Until social justice is achieved, there is no room for frivolous pursuits such as football or tennis. These events are only valid to the extent they can be used to further a message and bring about change.
Anyone who disagrees must be a racist.
Only that is not entirely true.
Millions of sports fans want nothing more from the game than for their team to win and for their favorite players to dazzle them with their athletic ability.
They recognize that America, like all countries, is far from perfect.
They know racism and injustice exist.
They also know progress has been made in the past 100 years. There was a time within the lives of some still alive when people of color were not even allowed to compete on the highest level.
Now minorities are a majority of professional athletes in many sports.
More importantly, similar progress can be seen in all facets of society.
People of color have achieved success in multiple fields of endeavor. Business, medicine, entertainment and science, to name a few.
We’ve had a Black president.

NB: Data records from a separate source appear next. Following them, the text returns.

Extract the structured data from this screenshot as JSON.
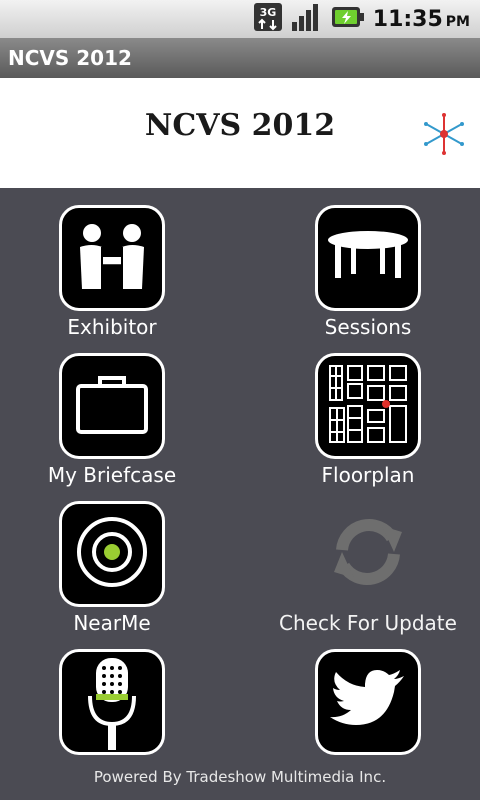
{
  "status_bar": {
    "network_label": "3G",
    "time": "11:35",
    "ampm": "PM"
  },
  "app": {
    "title": "NCVS 2012"
  },
  "banner": {
    "title": "NCVS 2012"
  },
  "tiles": [
    {
      "label": "Exhibitor",
      "icon": "handshake-icon"
    },
    {
      "label": "Sessions",
      "icon": "table-icon"
    },
    {
      "label": "My Briefcase",
      "icon": "briefcase-icon"
    },
    {
      "label": "Floorplan",
      "icon": "floorplan-icon"
    },
    {
      "label": "NearMe",
      "icon": "target-icon"
    },
    {
      "label": "Check For Update",
      "icon": "refresh-icon"
    },
    {
      "label": "",
      "icon": "microphone-icon"
    },
    {
      "label": "",
      "icon": "twitter-bird-icon"
    }
  ],
  "footer": {
    "text": "Powered By Tradeshow Multimedia Inc."
  },
  "colors": {
    "background": "#4b4b53",
    "tile_bg": "#000000",
    "tile_border": "#ffffff",
    "accent_green": "#9acd32",
    "accent_red": "#e0302a"
  }
}
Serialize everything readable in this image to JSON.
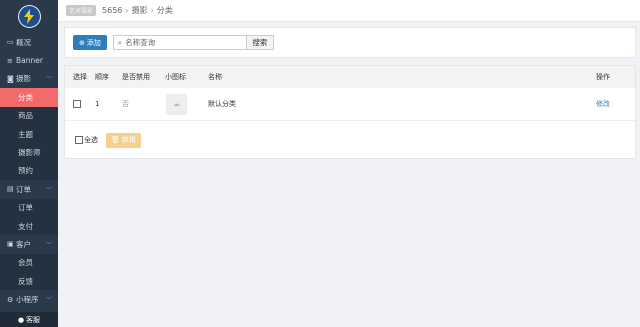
{
  "sidebar": {
    "items": [
      {
        "label": "概况",
        "icon": "desktop-icon"
      },
      {
        "label": "Banner",
        "icon": "list-icon"
      },
      {
        "label": "摄影",
        "icon": "camera-icon",
        "expanded": true
      },
      {
        "label": "分类",
        "sub": true,
        "active": true
      },
      {
        "label": "商品",
        "sub": true
      },
      {
        "label": "主题",
        "sub": true
      },
      {
        "label": "摄影师",
        "sub": true
      },
      {
        "label": "预约",
        "sub": true
      },
      {
        "label": "订单",
        "icon": "file-icon",
        "expanded": true
      },
      {
        "label": "订单",
        "sub": true
      },
      {
        "label": "支付",
        "sub": true
      },
      {
        "label": "客户",
        "icon": "id-card-icon",
        "expanded": true
      },
      {
        "label": "会员",
        "sub": true
      },
      {
        "label": "反馈",
        "sub": true
      },
      {
        "label": "小程序",
        "icon": "cogs-icon",
        "expanded": true
      }
    ],
    "user": "客服"
  },
  "breadcrumb": {
    "badge": "艺术摄影",
    "items": [
      "5656",
      "摄影",
      "分类"
    ]
  },
  "toolbar": {
    "add_label": "添加",
    "search_placeholder": "名称查询",
    "search_button": "搜索"
  },
  "table": {
    "headers": [
      "选择",
      "顺序",
      "是否禁用",
      "小图标",
      "名称",
      "操作"
    ],
    "rows": [
      {
        "order": "1",
        "disabled": "否",
        "name": "默认分类",
        "action": "修改"
      }
    ]
  },
  "footer": {
    "select_all": "全选",
    "disable_button": "禁用"
  },
  "colors": {
    "sidebar_bg": "#2b3a4a",
    "active_item": "#f36a6a",
    "primary": "#2d7dc1",
    "warning": "#f5cf8e"
  }
}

A woman of color is on the ticket aspiring to be vice president.
The fans who disapprove of protests taking the place of patriotism in the pregame and who tune out the in-game admonishments understand that those with a platform, like star athletes, have a right and even an obligation to speak out.
They can and should use their position, their wealth and their influence to affect change because much remains to be done.
But the supplanting of that message with moments traditionally reserved for patriotism and a game that has served as a diversion from such worries is too much for some.
Hence the boos and the tuning out.
(Connect with Brent Batten at firstname.lastname@example.org)